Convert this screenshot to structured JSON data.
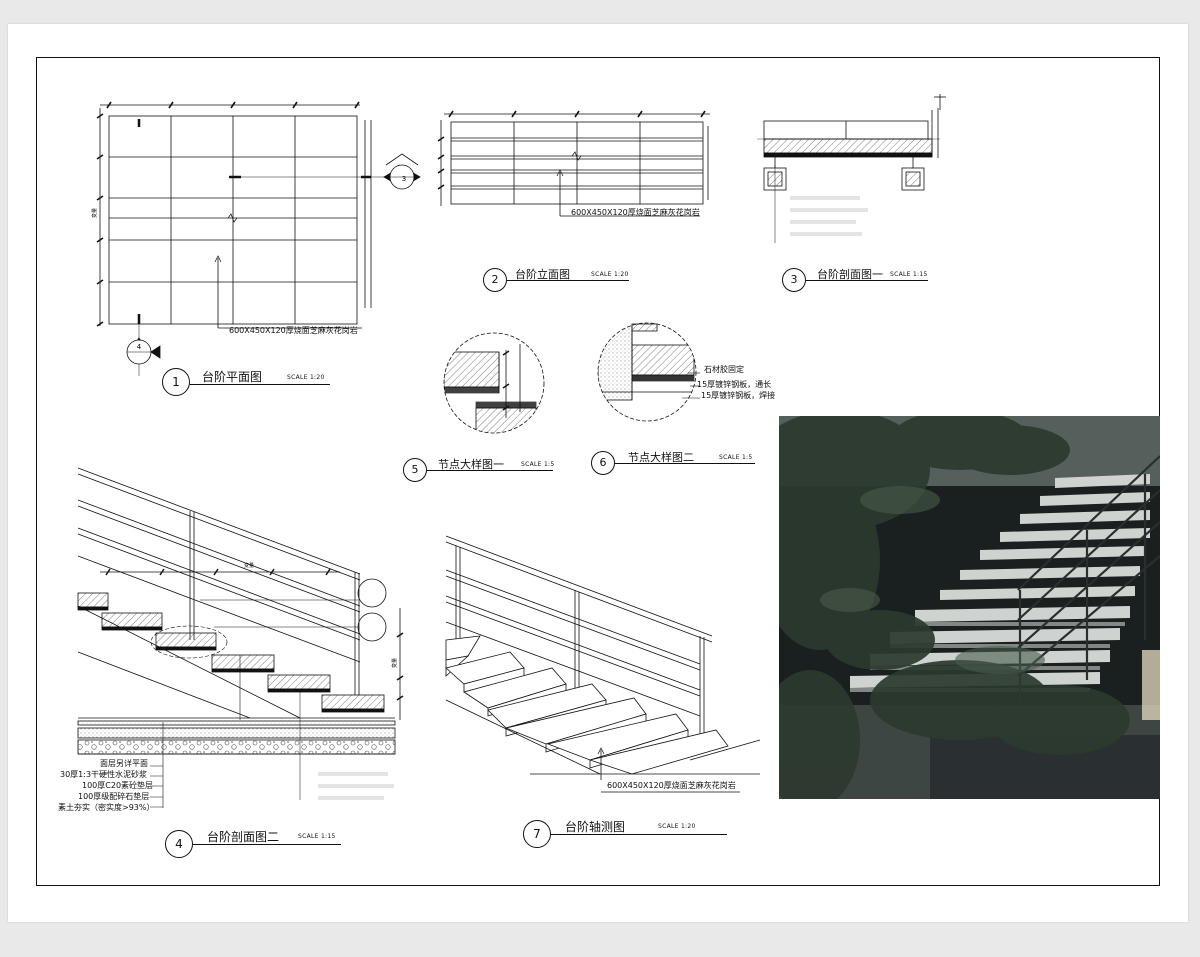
{
  "sheet": {
    "background": "#ffffff",
    "line_color": "#111111"
  },
  "views": [
    {
      "id": "plan",
      "number": "1",
      "title": "台阶平面图",
      "scale": "SCALE 1:20"
    },
    {
      "id": "elevation",
      "number": "2",
      "title": "台阶立面图",
      "scale": "SCALE 1:20"
    },
    {
      "id": "section1",
      "number": "3",
      "title": "台阶剖面图一",
      "scale": "SCALE 1:15"
    },
    {
      "id": "section2",
      "number": "4",
      "title": "台阶剖面图二",
      "scale": "SCALE 1:15"
    },
    {
      "id": "detail1",
      "number": "5",
      "title": "节点大样图一",
      "scale": "SCALE 1:5"
    },
    {
      "id": "detail2",
      "number": "6",
      "title": "节点大样图二",
      "scale": "SCALE 1:5"
    },
    {
      "id": "axonometric",
      "number": "7",
      "title": "台阶轴测图",
      "scale": "SCALE 1:20"
    }
  ],
  "annotations": {
    "granite_spec": "600X450X120厚烧面芝麻灰花岗岩",
    "stone_glue": "石材胶固定",
    "plate_lap": "15厚镀锌钢板，通长",
    "plate_weld": "15厚镀锌钢板，焊接",
    "dim_label": "变量"
  },
  "section_callouts": {
    "plan_right": "3",
    "plan_bottom": "4"
  },
  "layers": [
    "面层另详平面",
    "30厚1:3干硬性水泥砂浆",
    "100厚C20素砼垫层",
    "100厚级配碎石垫层",
    "素土夯实（密实度>93%）"
  ],
  "photo": {
    "subject": "cantilevered granite steps with steel railing behind foliage",
    "palette": [
      "#1e2626",
      "#cfd3d1",
      "#3a4a3e"
    ]
  }
}
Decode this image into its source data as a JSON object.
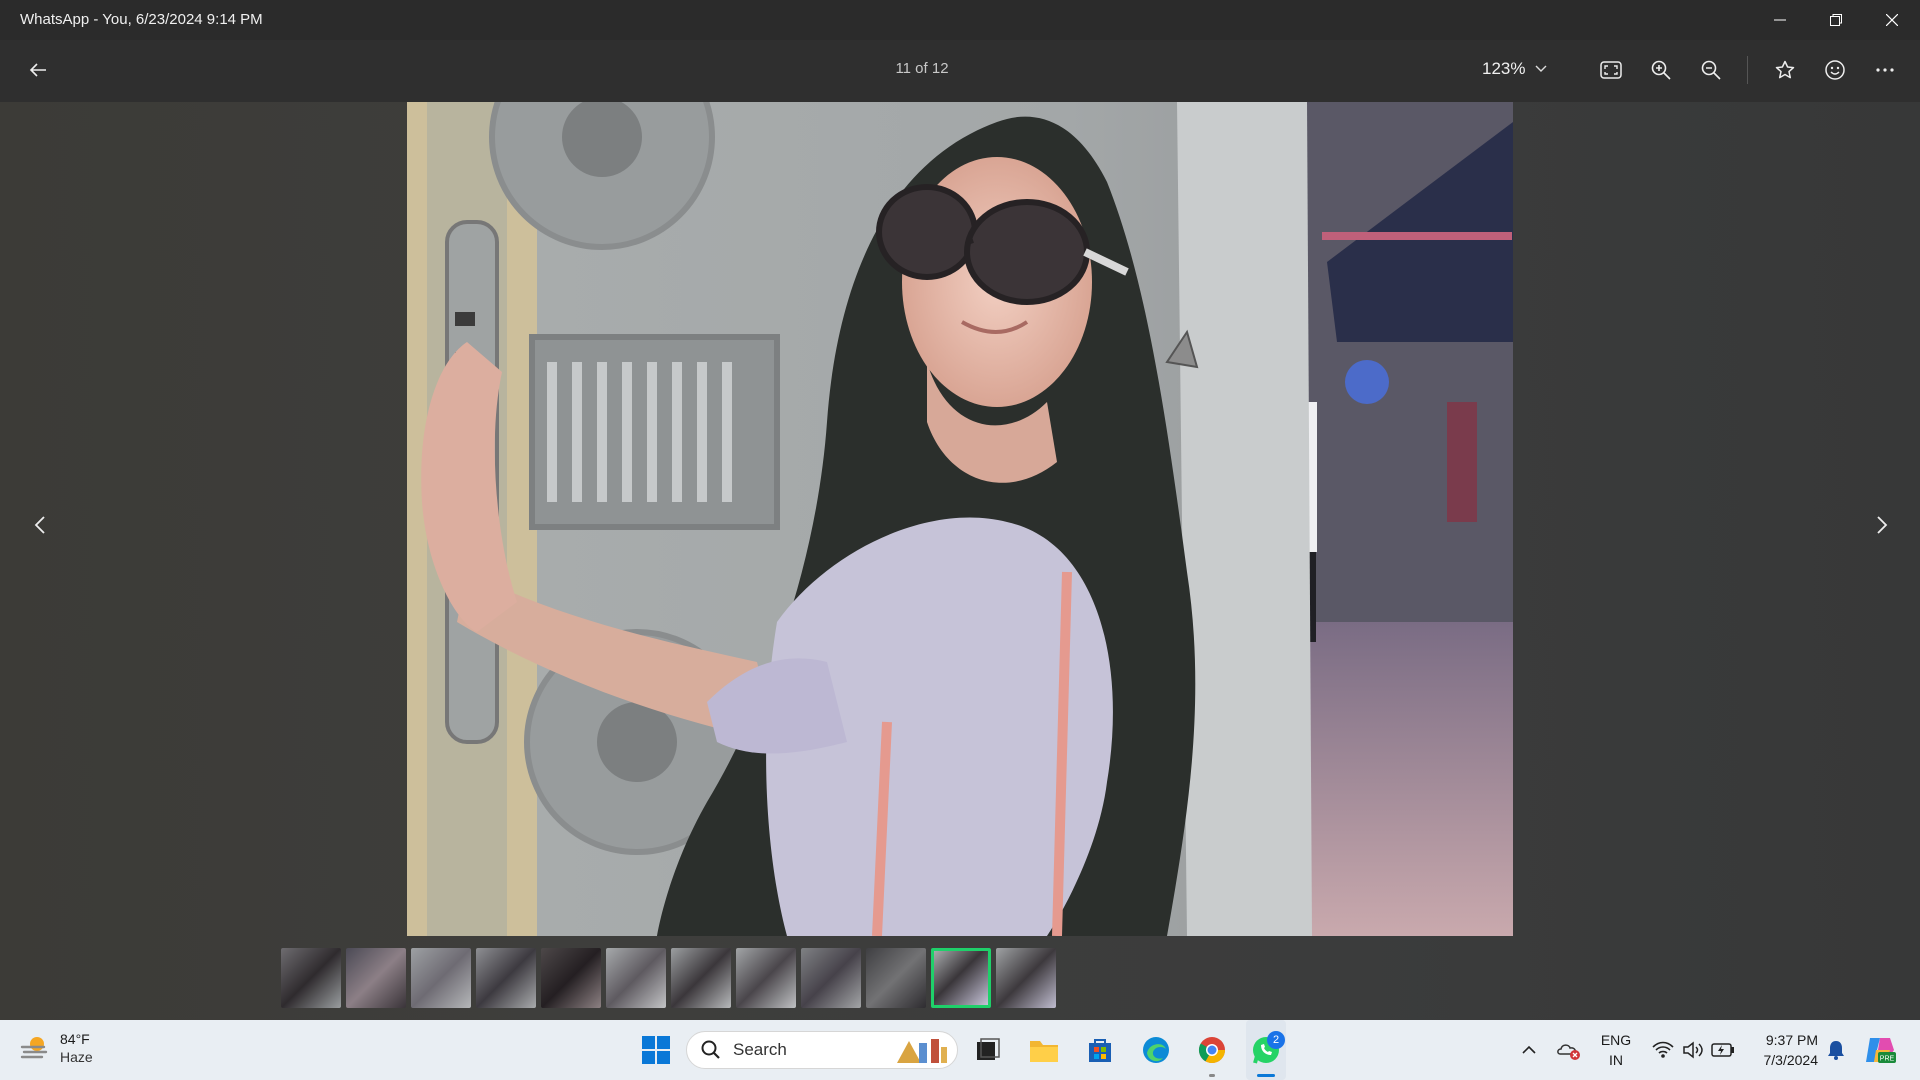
{
  "window": {
    "title": "WhatsApp - You, 6/23/2024 9:14 PM",
    "controls": [
      "minimize",
      "restore",
      "close"
    ]
  },
  "toolbar": {
    "back_icon": "arrow-left-icon",
    "counter": "11 of 12",
    "zoom_level": "123%",
    "icons": [
      "fit-to-window-icon",
      "zoom-in-icon",
      "zoom-out-icon",
      "star-icon",
      "emoji-icon",
      "more-icon"
    ]
  },
  "viewer": {
    "photo_description": "Woman wearing sunglasses in a lavender top, leaning against a grey themed wall",
    "prev_icon": "chevron-left-icon",
    "next_icon": "chevron-right-icon"
  },
  "filmstrip": {
    "count": 12,
    "active_index": 10
  },
  "taskbar": {
    "weather": {
      "temp": "84°F",
      "condition": "Haze"
    },
    "search_placeholder": "Search",
    "apps": [
      "windows-start",
      "search",
      "task-view",
      "file-explorer",
      "microsoft-store",
      "edge",
      "chrome",
      "whatsapp"
    ],
    "whatsapp_badge": "2",
    "language": {
      "line1": "ENG",
      "line2": "IN"
    },
    "clock": {
      "time": "9:37 PM",
      "date": "7/3/2024"
    },
    "accent": "#1fd06a",
    "badge_color": "#1a73e8"
  }
}
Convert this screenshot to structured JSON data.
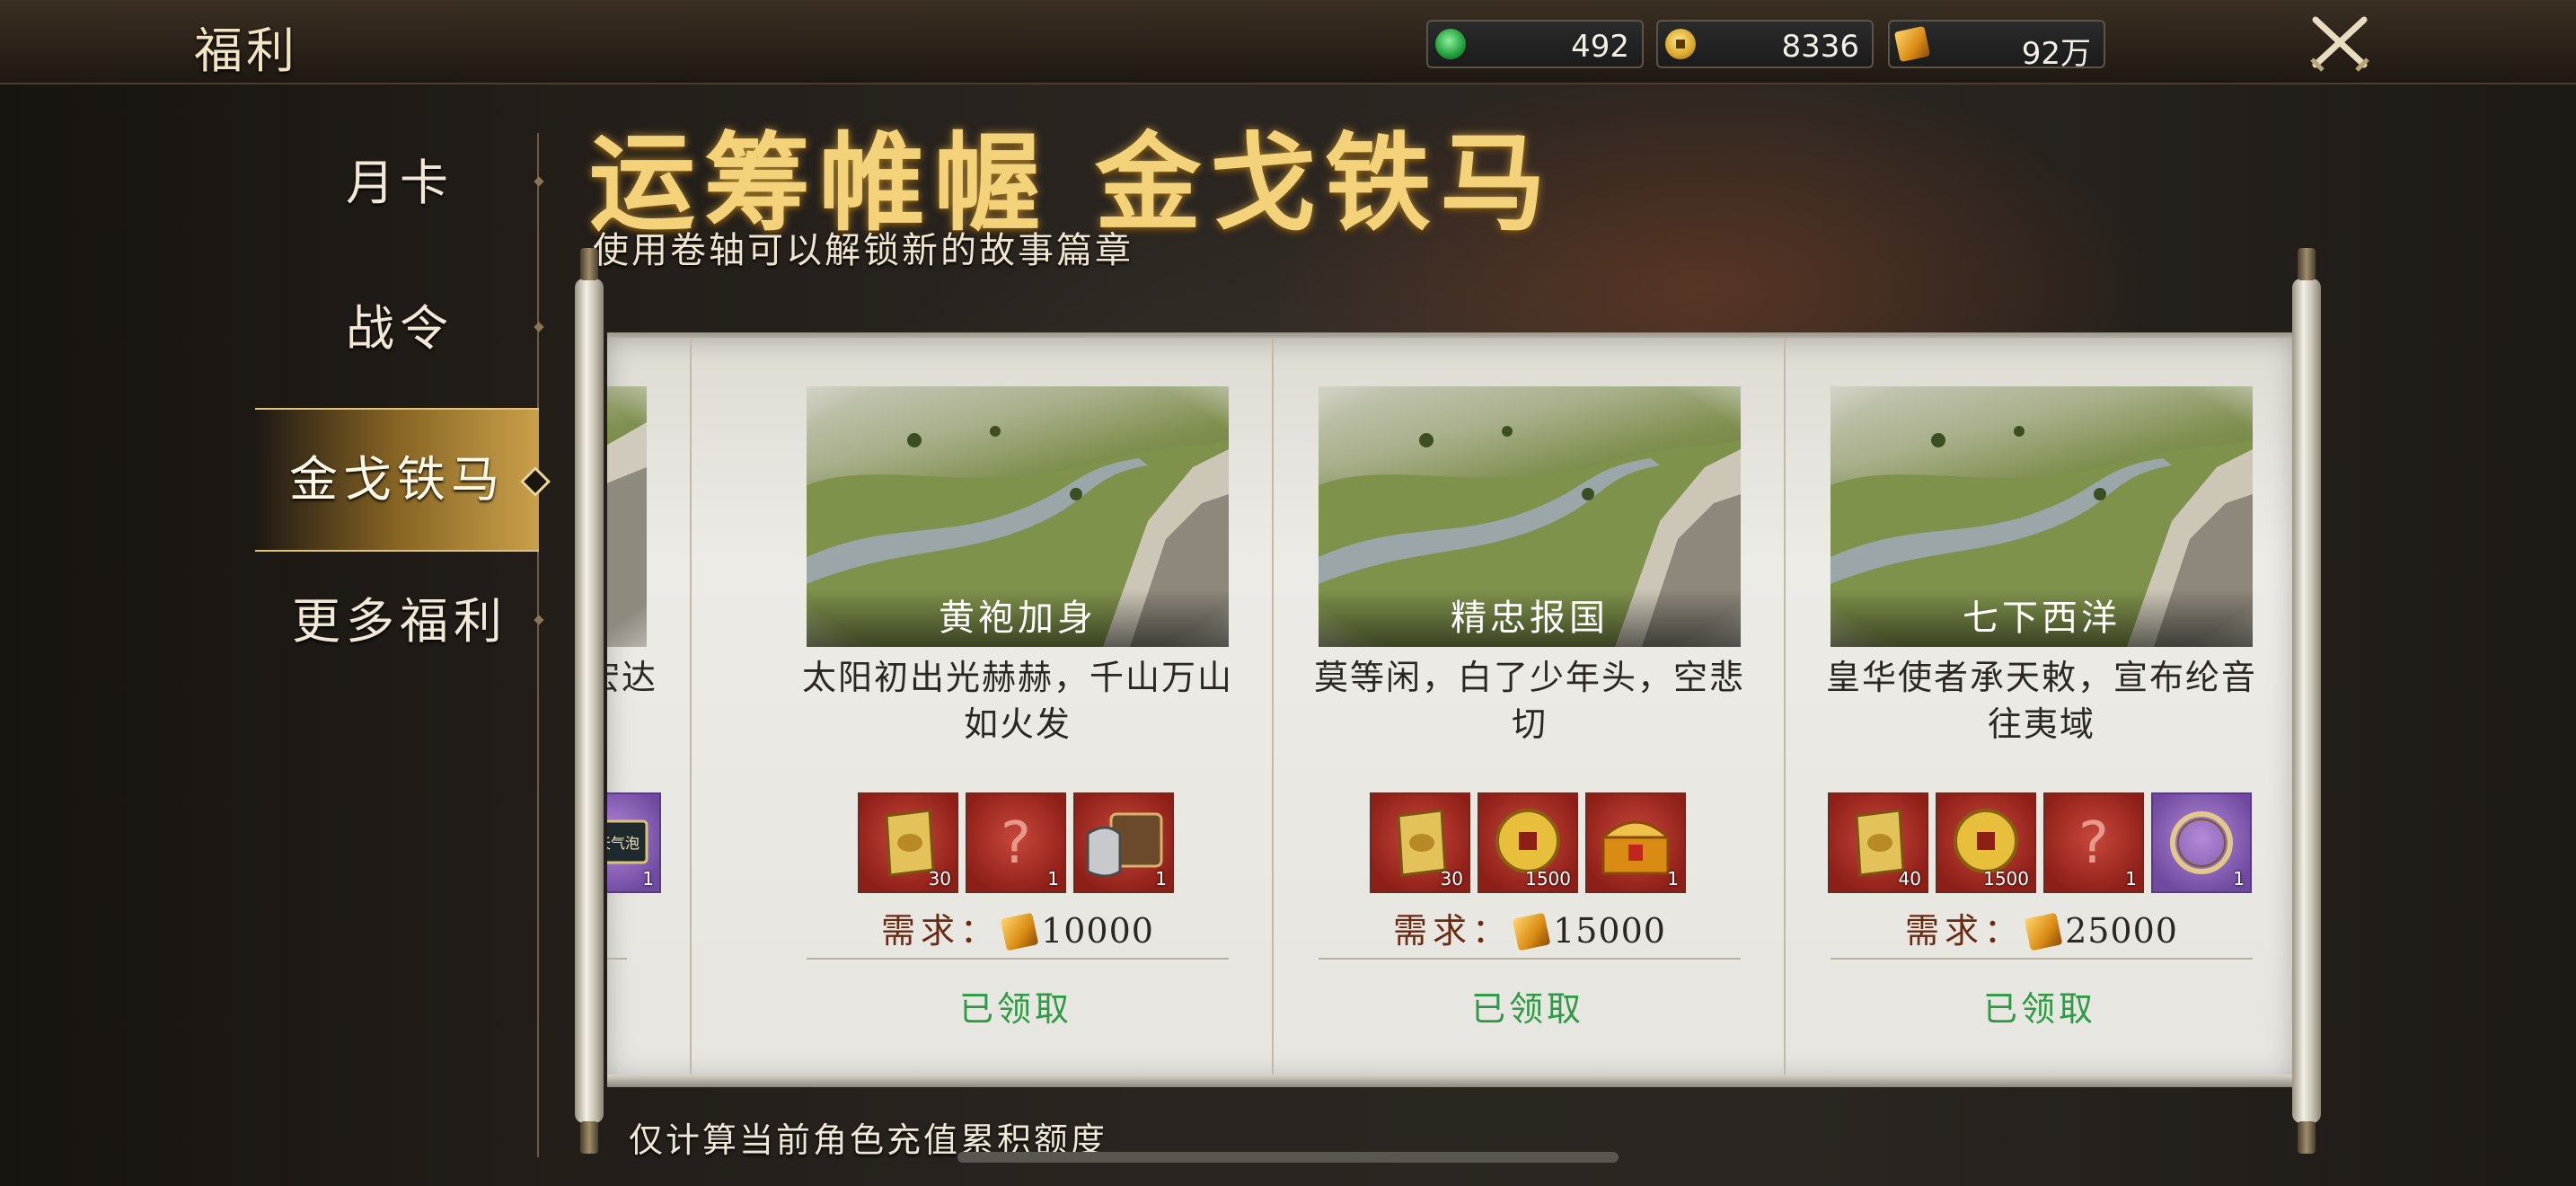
{
  "app_title": "福利",
  "resources": [
    {
      "icon": "jade-icon",
      "value": "492"
    },
    {
      "icon": "coin-icon",
      "value": "8336"
    },
    {
      "icon": "gold-ingot-icon",
      "value": "92万"
    }
  ],
  "sidebar": {
    "items": [
      {
        "label": "月卡",
        "active": false
      },
      {
        "label": "战令",
        "active": false
      },
      {
        "label": "金戈铁马",
        "active": true
      },
      {
        "label": "更多福利",
        "active": false
      }
    ]
  },
  "banner": {
    "title": "运筹帷幄 金戈铁马",
    "subtitle": "使用卷轴可以解锁新的故事篇章"
  },
  "partial_card": {
    "desc": "基宏达",
    "reward": {
      "icon": "chat-bubble-item-icon",
      "text": "聊天气泡",
      "count": "1",
      "color": "purple"
    }
  },
  "cards": [
    {
      "chapter": "黄袍加身",
      "desc": "太阳初出光赫赫，千山万山如火发",
      "rewards": [
        {
          "icon": "gold-token-icon",
          "count": "30",
          "color": "red"
        },
        {
          "icon": "mystery-icon",
          "count": "1",
          "color": "red"
        },
        {
          "icon": "armor-chest-icon",
          "count": "1",
          "color": "red"
        }
      ],
      "need_label": "需求：",
      "need_value": "10000",
      "status": "已领取"
    },
    {
      "chapter": "精忠报国",
      "desc": "莫等闲，白了少年头，空悲切",
      "rewards": [
        {
          "icon": "gold-token-icon",
          "count": "30",
          "color": "red"
        },
        {
          "icon": "coin-icon",
          "count": "1500",
          "color": "red"
        },
        {
          "icon": "golden-chest-icon",
          "count": "1",
          "color": "red"
        }
      ],
      "need_label": "需求：",
      "need_value": "15000",
      "status": "已领取"
    },
    {
      "chapter": "七下西洋",
      "desc": "皇华使者承天敕，宣布纶音往夷域",
      "rewards": [
        {
          "icon": "gold-token-icon",
          "count": "40",
          "color": "red"
        },
        {
          "icon": "coin-icon",
          "count": "1500",
          "color": "red"
        },
        {
          "icon": "mystery-icon",
          "count": "1",
          "color": "red"
        },
        {
          "icon": "ring-frame-icon",
          "count": "1",
          "color": "purple"
        }
      ],
      "need_label": "需求：",
      "need_value": "25000",
      "status": "已领取"
    }
  ],
  "footnote": "仅计算当前角色充值累积额度",
  "colors": {
    "accent_gold": "#f3d27a",
    "claimed_green": "#2f9a45",
    "reward_red": "#a8322a",
    "reward_purple": "#8c63bd"
  }
}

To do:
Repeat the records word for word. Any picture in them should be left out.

Answer to the exercise:
Convert this screenshot to structured JSON data.
{
  "sheet": {
    "background": "#ffffff",
    "line_color": "#111111"
  },
  "views": [
    {
      "id": "plan",
      "number": "1",
      "title": "台阶平面图",
      "scale": "SCALE 1:20"
    },
    {
      "id": "elevation",
      "number": "2",
      "title": "台阶立面图",
      "scale": "SCALE 1:20"
    },
    {
      "id": "section1",
      "number": "3",
      "title": "台阶剖面图一",
      "scale": "SCALE 1:15"
    },
    {
      "id": "section2",
      "number": "4",
      "title": "台阶剖面图二",
      "scale": "SCALE 1:15"
    },
    {
      "id": "detail1",
      "number": "5",
      "title": "节点大样图一",
      "scale": "SCALE 1:5"
    },
    {
      "id": "detail2",
      "number": "6",
      "title": "节点大样图二",
      "scale": "SCALE 1:5"
    },
    {
      "id": "axonometric",
      "number": "7",
      "title": "台阶轴测图",
      "scale": "SCALE 1:20"
    }
  ],
  "annotations": {
    "granite_spec": "600X450X120厚烧面芝麻灰花岗岩",
    "stone_glue": "石材胶固定",
    "plate_lap": "15厚镀锌钢板，通长",
    "plate_weld": "15厚镀锌钢板，焊接",
    "dim_label": "变量"
  },
  "section_callouts": {
    "plan_right": "3",
    "plan_bottom": "4"
  },
  "layers": [
    "面层另详平面",
    "30厚1:3干硬性水泥砂浆",
    "100厚C20素砼垫层",
    "100厚级配碎石垫层",
    "素土夯实（密实度>93%）"
  ],
  "photo": {
    "subject": "cantilevered granite steps with steel railing behind foliage",
    "palette": [
      "#1e2626",
      "#cfd3d1",
      "#3a4a3e"
    ]
  }
}
Decode this image into its source data as a JSON object.
{
  "window": {
    "title": "WhatsApp - You, 6/23/2024 9:14 PM",
    "controls": [
      "minimize",
      "restore",
      "close"
    ]
  },
  "toolbar": {
    "back_icon": "arrow-left-icon",
    "counter": "11 of 12",
    "zoom_level": "123%",
    "icons": [
      "fit-to-window-icon",
      "zoom-in-icon",
      "zoom-out-icon",
      "star-icon",
      "emoji-icon",
      "more-icon"
    ]
  },
  "viewer": {
    "photo_description": "Woman wearing sunglasses in a lavender top, leaning against a grey themed wall",
    "prev_icon": "chevron-left-icon",
    "next_icon": "chevron-right-icon"
  },
  "filmstrip": {
    "count": 12,
    "active_index": 10
  },
  "taskbar": {
    "weather": {
      "temp": "84°F",
      "condition": "Haze"
    },
    "search_placeholder": "Search",
    "apps": [
      "windows-start",
      "search",
      "task-view",
      "file-explorer",
      "microsoft-store",
      "edge",
      "chrome",
      "whatsapp"
    ],
    "whatsapp_badge": "2",
    "language": {
      "line1": "ENG",
      "line2": "IN"
    },
    "clock": {
      "time": "9:37 PM",
      "date": "7/3/2024"
    },
    "accent": "#1fd06a",
    "badge_color": "#1a73e8"
  }
}
Convert this screenshot to structured JSON data.
{
  "app_title": "福利",
  "resources": [
    {
      "icon": "jade-icon",
      "value": "492"
    },
    {
      "icon": "coin-icon",
      "value": "8336"
    },
    {
      "icon": "gold-ingot-icon",
      "value": "92万"
    }
  ],
  "sidebar": {
    "items": [
      {
        "label": "月卡",
        "active": false
      },
      {
        "label": "战令",
        "active": false
      },
      {
        "label": "金戈铁马",
        "active": true
      },
      {
        "label": "更多福利",
        "active": false
      }
    ]
  },
  "banner": {
    "title": "运筹帷幄 金戈铁马",
    "subtitle": "使用卷轴可以解锁新的故事篇章"
  },
  "partial_card": {
    "desc": "基宏达",
    "reward": {
      "icon": "chat-bubble-item-icon",
      "text": "聊天气泡",
      "count": "1",
      "color": "purple"
    }
  },
  "cards": [
    {
      "chapter": "黄袍加身",
      "desc": "太阳初出光赫赫，千山万山如火发",
      "rewards": [
        {
          "icon": "gold-token-icon",
          "count": "30",
          "color": "red"
        },
        {
          "icon": "mystery-icon",
          "count": "1",
          "color": "red"
        },
        {
          "icon": "armor-chest-icon",
          "count": "1",
          "color": "red"
        }
      ],
      "need_label": "需求：",
      "need_value": "10000",
      "status": "已领取"
    },
    {
      "chapter": "精忠报国",
      "desc": "莫等闲，白了少年头，空悲切",
      "rewards": [
        {
          "icon": "gold-token-icon",
          "count": "30",
          "color": "red"
        },
        {
          "icon": "coin-icon",
          "count": "1500",
          "color": "red"
        },
        {
          "icon": "golden-chest-icon",
          "count": "1",
          "color": "red"
        }
      ],
      "need_label": "需求：",
      "need_value": "15000",
      "status": "已领取"
    },
    {
      "chapter": "七下西洋",
      "desc": "皇华使者承天敕，宣布纶音往夷域",
      "rewards": [
        {
          "icon": "gold-token-icon",
          "count": "40",
          "color": "red"
        },
        {
          "icon": "coin-icon",
          "count": "1500",
          "color": "red"
        },
        {
          "icon": "mystery-icon",
          "count": "1",
          "color": "red"
        },
        {
          "icon": "ring-frame-icon",
          "count": "1",
          "color": "purple"
        }
      ],
      "need_label": "需求：",
      "need_value": "25000",
      "status": "已领取"
    }
  ],
  "footnote": "仅计算当前角色充值累积额度",
  "colors": {
    "accent_gold": "#f3d27a",
    "claimed_green": "#2f9a45",
    "reward_red": "#a8322a",
    "reward_purple": "#8c63bd"
  }
}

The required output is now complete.